→ **TASK TO CARRY OUT**
Check each line below for the word "Notifications" and give the count alone.

Stored dataset items:
+---+
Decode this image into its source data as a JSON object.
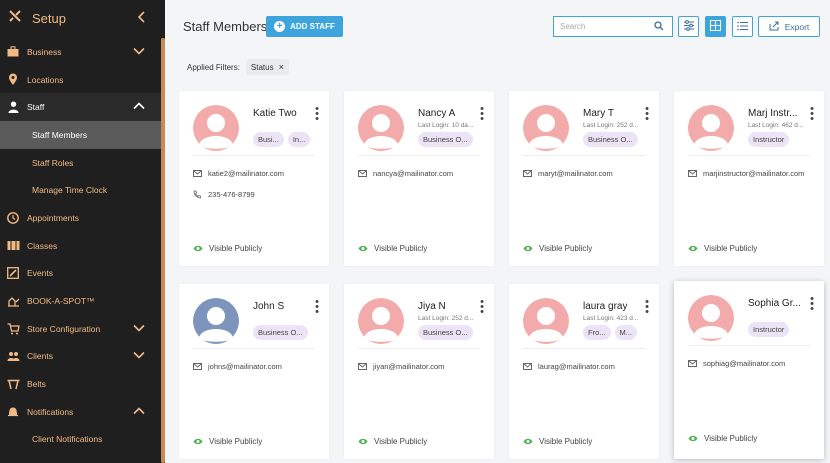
{
  "sidebar": {
    "title": "Setup",
    "items": [
      {
        "label": "Business",
        "icon": "briefcase-icon",
        "chevron": "down"
      },
      {
        "label": "Locations",
        "icon": "map-pin-icon"
      },
      {
        "label": "Staff",
        "icon": "person-icon",
        "chevron": "up"
      },
      {
        "label": "Staff Members",
        "sub": true
      },
      {
        "label": "Staff Roles",
        "sub": true
      },
      {
        "label": "Manage Time Clock",
        "sub": true
      },
      {
        "label": "Appointments",
        "icon": "clock-icon"
      },
      {
        "label": "Classes",
        "icon": "classes-icon"
      },
      {
        "label": "Events",
        "icon": "edit-icon"
      },
      {
        "label": "BOOK-A-SPOT™",
        "icon": "book-a-spot-icon"
      },
      {
        "label": "Store Configuration",
        "icon": "cart-icon",
        "chevron": "down"
      },
      {
        "label": "Clients",
        "icon": "clients-icon",
        "chevron": "down"
      },
      {
        "label": "Belts",
        "icon": "belt-icon"
      },
      {
        "label": "Notifications",
        "icon": "bell-icon",
        "chevron": "up"
      },
      {
        "label": "Client Notifications",
        "sub": true
      }
    ]
  },
  "header": {
    "title": "Staff Members",
    "add_label": "ADD STAFF",
    "search_placeholder": "Search",
    "export_label": "Export"
  },
  "filters": {
    "label": "Applied Filters:",
    "chips": [
      "Status"
    ]
  },
  "visible_label": "Visible Publicly",
  "staff": [
    {
      "name": "Katie Two",
      "last_login": "",
      "badges": [
        "Busi...",
        "In..."
      ],
      "email": "katie2@mailinator.com",
      "phone": "235-476-8799",
      "avatar": "pink"
    },
    {
      "name": "Nancy A",
      "last_login": "Last Login: 10 da...",
      "badges": [
        "Business O..."
      ],
      "email": "nancya@mailinator.com",
      "phone": "",
      "avatar": "pink"
    },
    {
      "name": "Mary T",
      "last_login": "Last Login: 252 d...",
      "badges": [
        "Business O..."
      ],
      "email": "maryt@mailinator.com",
      "phone": "",
      "avatar": "pink"
    },
    {
      "name": "Marj Instr...",
      "last_login": "Last Login: 462 d...",
      "badges": [
        "Instructor"
      ],
      "email": "marjinstructor@mailinator.com",
      "phone": "",
      "avatar": "pink"
    },
    {
      "name": "John S",
      "last_login": "",
      "badges": [
        "Business O..."
      ],
      "email": "johns@mailinator.com",
      "phone": "",
      "avatar": "blue"
    },
    {
      "name": "Jiya N",
      "last_login": "Last Login: 252 d...",
      "badges": [
        "Business O..."
      ],
      "email": "jiyan@mailinator.com",
      "phone": "",
      "avatar": "pink"
    },
    {
      "name": "laura gray",
      "last_login": "Last Login: 423 d...",
      "badges": [
        "Fro...",
        "M..."
      ],
      "email": "laurag@mailinator.com",
      "phone": "",
      "avatar": "pink"
    },
    {
      "name": "Sophia Gr...",
      "last_login": "",
      "badges": [
        "Instructor"
      ],
      "email": "sophiag@mailinator.com",
      "phone": "",
      "avatar": "pink",
      "highlight": true
    }
  ],
  "colors": {
    "sidebar_bg": "#1f1f1f",
    "sidebar_text": "#f2b983",
    "accent": "#3da4dc",
    "badge_bg": "#ece4f6",
    "visible_icon": "#4caf50"
  }
}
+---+
→ **RESULT BELOW**
2